TASK GOAL: Scan the entries below. List each line with "配置文件".

INFORMATION GIVEN:
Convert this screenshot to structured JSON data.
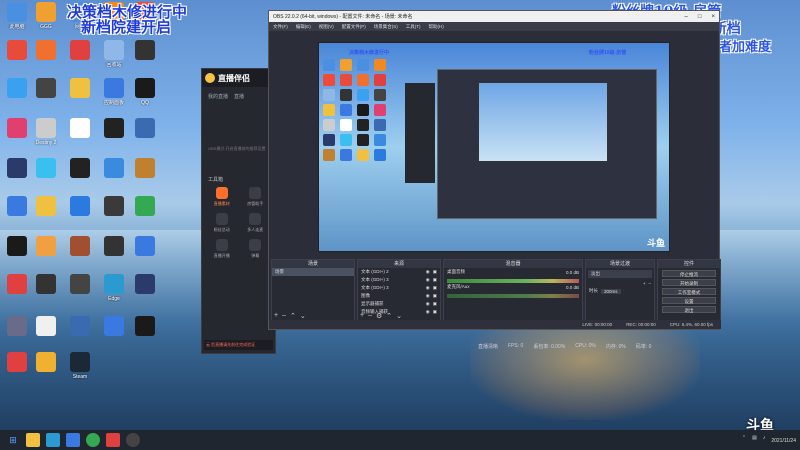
{
  "overlay": {
    "top_left_line1": "决策档木修进行中",
    "top_left_line2": "新档院建开启",
    "top_right_line1": "粉丝牌10级-房管",
    "top_right_line2": "飞机=立即开新档",
    "top_right_line3": "或者加难度"
  },
  "desktop_icons": [
    {
      "label": "此电脑",
      "color": "#4a8fe0"
    },
    {
      "label": "GGG",
      "color": "#f0a030"
    },
    {
      "label": "网络",
      "color": "#4a8fe0"
    },
    {
      "label": "GoodName",
      "color": "#f08a20"
    },
    {
      "label": "",
      "color": "#f04a3a"
    },
    {
      "label": "",
      "color": "#e84a3c"
    },
    {
      "label": "",
      "color": "#f07030"
    },
    {
      "label": "",
      "color": "#e04040"
    },
    {
      "label": "回收站",
      "color": "#8fb8e8"
    },
    {
      "label": "",
      "color": "#333333"
    },
    {
      "label": "",
      "color": "#3aa0f0"
    },
    {
      "label": "",
      "color": "#444444"
    },
    {
      "label": "",
      "color": "#f0c040"
    },
    {
      "label": "控制面板",
      "color": "#3a7ae0"
    },
    {
      "label": "QQ",
      "color": "#1a1a1a"
    },
    {
      "label": "",
      "color": "#e04070"
    },
    {
      "label": "Destiny 2",
      "color": "#cccccc"
    },
    {
      "label": "",
      "color": "#ffffff"
    },
    {
      "label": "",
      "color": "#222222"
    },
    {
      "label": "",
      "color": "#3a6ab0"
    },
    {
      "label": "",
      "color": "#2a3a6a"
    },
    {
      "label": "",
      "color": "#3ac0f0"
    },
    {
      "label": "",
      "color": "#222222"
    },
    {
      "label": "",
      "color": "#3a8ae0"
    },
    {
      "label": "",
      "color": "#c08030"
    },
    {
      "label": "",
      "color": "#3a7ae0"
    },
    {
      "label": "",
      "color": "#f0c040"
    },
    {
      "label": "",
      "color": "#2a7ae0"
    },
    {
      "label": "",
      "color": "#3a3a3a"
    },
    {
      "label": "",
      "color": "#34a853"
    },
    {
      "label": "",
      "color": "#1a1a1a"
    },
    {
      "label": "",
      "color": "#f0a040"
    },
    {
      "label": "",
      "color": "#a05030"
    },
    {
      "label": "",
      "color": "#333333"
    },
    {
      "label": "",
      "color": "#3a7ae0"
    },
    {
      "label": "",
      "color": "#e04040"
    },
    {
      "label": "",
      "color": "#333333"
    },
    {
      "label": "",
      "color": "#444444"
    },
    {
      "label": "Edge",
      "color": "#2a9ad0"
    },
    {
      "label": "",
      "color": "#2a3a6a"
    },
    {
      "label": "",
      "color": "#6a6a8a"
    },
    {
      "label": "",
      "color": "#f0f0f0"
    },
    {
      "label": "",
      "color": "#3a6ab0"
    },
    {
      "label": "",
      "color": "#3a7ae0"
    },
    {
      "label": "",
      "color": "#1a1a1a"
    },
    {
      "label": "",
      "color": "#e04040"
    },
    {
      "label": "",
      "color": "#f0b030"
    },
    {
      "label": "Steam",
      "color": "#1b2838"
    }
  ],
  "helper": {
    "title": "直播伴侣",
    "tab_1": "我的直播",
    "tab_2": "直播",
    "hint": "OBS模式 开启直播前的推荐设置",
    "tools_title": "工具箱",
    "tools": [
      "直播素材",
      "房管助手",
      "粉丝总动",
      "多人连麦",
      "直播开播",
      "弹幕"
    ],
    "notice": "云 危直播请先前往完成验证"
  },
  "obs": {
    "title": "OBS 22.0.2 (64-bit, windows) - 配置文件: 未命名 - 场景: 未命名",
    "menu": [
      "文件(F)",
      "编辑(E)",
      "视图(V)",
      "配置文件(P)",
      "场景集合(S)",
      "工具(T)",
      "帮助(H)"
    ],
    "scenes_title": "场景",
    "scenes": [
      "场景"
    ],
    "sources_title": "来源",
    "sources": [
      "文本 (GDI+) 2",
      "文本 (GDI+) 3",
      "文本 (GDI+) 3",
      "图像",
      "显示器捕获",
      "音频输入捕获"
    ],
    "mixer_title": "混音器",
    "mixer": [
      {
        "name": "桌面音频",
        "level": "0.0 dB"
      },
      {
        "name": "麦克风/Aux",
        "level": "0.0 dB"
      }
    ],
    "transitions_title": "场景过渡",
    "transition": "淡出",
    "duration_label": "时长",
    "duration": "300ms",
    "controls_title": "控件",
    "controls": [
      "停止推流",
      "开始录制",
      "工作室模式",
      "设置",
      "退出"
    ],
    "status": {
      "live": "LIVE: 00:00:00",
      "rec": "REC: 00:00:00",
      "cpu": "CPU: 6.4%, 60.00 fps"
    }
  },
  "under_status": [
    "直播清晰",
    "FPS: 0",
    "丢包率: 0.00%",
    "CPU: 0%",
    "内存: 0%",
    "码率: 0"
  ],
  "watermark": "斗鱼",
  "taskbar": {
    "time": "",
    "date": "2021/11/24"
  }
}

ANSWER BOX:
    "title": "OBS 22.0.2 (64-bit, windows) - 配置文件: 未命名 - 场景: 未命名",
      "配置文件(P)",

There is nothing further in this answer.